Pinup abuzz over bees
A lover of all things vintage hopes to raise awareness about bees with her alter ego - Miss Honey Bee.
The Raglan-based beauty is one of 10 finalists - and the only Waikato finalist - for Miss Pinup New Zealand.
But Emma Pike, 29, hopes the pinup competition is a way to highlight the horrors of potential honey bee colony collapse.
It hits close to home for Pike who has been a beekeeper with her husband for 10 years. Together, they own 120 hives. ‘‘One in every three bites of food you eat - so a third of food - is pollinated by bees. That’s a pretty big hunk of your food.
‘‘[Bees] are just so hard working. They never rest, they don’t sleep. They’re just so intelligent,’’ Pike said. ‘‘And they’re all ladies which is awesome. They kick all the males out most of the time. Girl-power.’’
But thriving wasps, lack of food sources, disease and pesticides all threaten Pike’s favourite species.
‘‘[Pesticides] can damage the bees brain cells. They pick up the chemicals and they get all fuzzy and they don’t know how to get home so they die.
‘‘I wanted to use the competition as a platform to help educate people to plant bee-friendly flowers, check their garden sprays and just support local bee keepers.’’
‘‘We need to understand that the bees are affected by the environment.‘‘

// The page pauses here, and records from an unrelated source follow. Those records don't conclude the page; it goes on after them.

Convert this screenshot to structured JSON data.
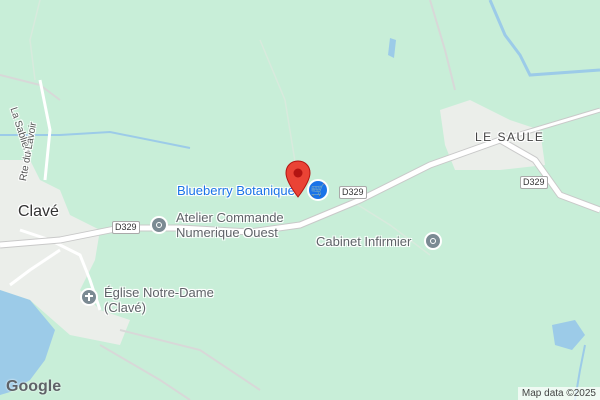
{
  "places": {
    "clave": "Clavé",
    "le_saule": "LE SAULE"
  },
  "roads": {
    "d329_west": "D329",
    "d329_mid": "D329",
    "d329_east": "D329",
    "la_sabliere": "La Sablière",
    "rte_du_lavoir": "Rte du Lavoir"
  },
  "pois": {
    "blueberry": {
      "name": "Blueberry Botanique",
      "icon": "shopping-cart-icon",
      "color": "#1a73e8"
    },
    "atelier": {
      "name_line1": "Atelier Commande",
      "name_line2": "Numerique Ouest",
      "icon": "circle-poi-icon"
    },
    "cabinet": {
      "name": "Cabinet Infirmier",
      "icon": "circle-poi-icon"
    },
    "eglise": {
      "name_line1": "Église Notre-Dame",
      "name_line2": "(Clavé)",
      "icon": "church-icon"
    }
  },
  "marker": {
    "icon": "map-pin-icon",
    "color": "#ea4335"
  },
  "footer": {
    "logo": "Google",
    "attribution": "Map data ©2025"
  },
  "colors": {
    "land": "#c8eed8",
    "water": "#9ccbe8",
    "road": "#ffffff",
    "settlement": "#eeeeee"
  }
}
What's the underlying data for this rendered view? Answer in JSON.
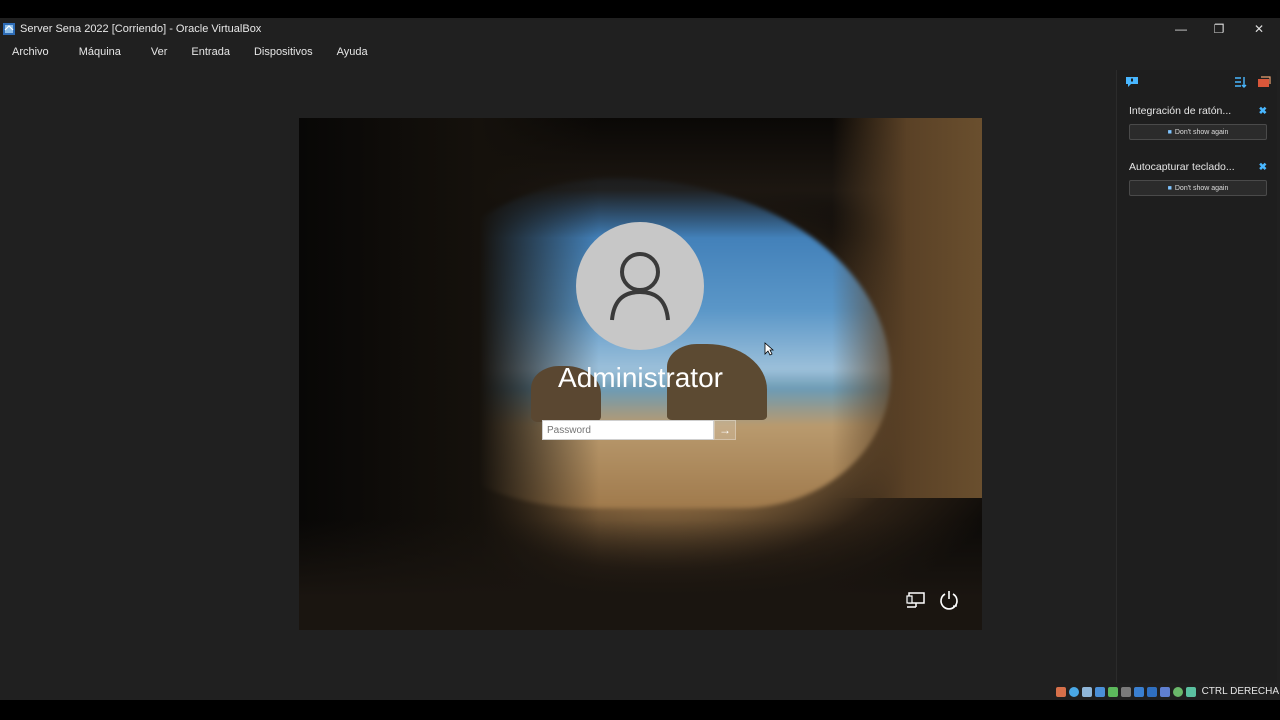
{
  "window": {
    "title": "Server Sena 2022 [Corriendo] - Oracle VirtualBox",
    "minimize_glyph": "—",
    "restore_glyph": "❐",
    "close_glyph": "✕"
  },
  "menu": {
    "items": [
      {
        "label": "Archivo"
      },
      {
        "label": "Máquina"
      },
      {
        "label": "Ver"
      },
      {
        "label": "Entrada"
      },
      {
        "label": "Dispositivos"
      },
      {
        "label": "Ayuda"
      }
    ]
  },
  "login": {
    "username": "Administrator",
    "password_placeholder": "Password",
    "submit_glyph": "→"
  },
  "notices": {
    "items": [
      {
        "title": "Integración de ratón...",
        "button": "Don't show again"
      },
      {
        "title": "Autocapturar teclado...",
        "button": "Don't show again"
      }
    ],
    "close_glyph": "✖"
  },
  "statusbar": {
    "host_key": "CTRL DERECHA",
    "icons": [
      "hard-disk-icon",
      "optical-drive-icon",
      "audio-icon",
      "network-icon",
      "usb-icon",
      "shared-folders-icon",
      "display-icon",
      "video-capture-icon",
      "virtualization-icon",
      "cpu-icon",
      "mouse-integration-icon"
    ]
  },
  "colors": {
    "accent": "#49b7ff",
    "chrome_bg": "#202020"
  }
}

Miss Pinup New Zealand is part of The Very Vintage Day Out, an annual vintage festival held in Auckland on October 28 and 29.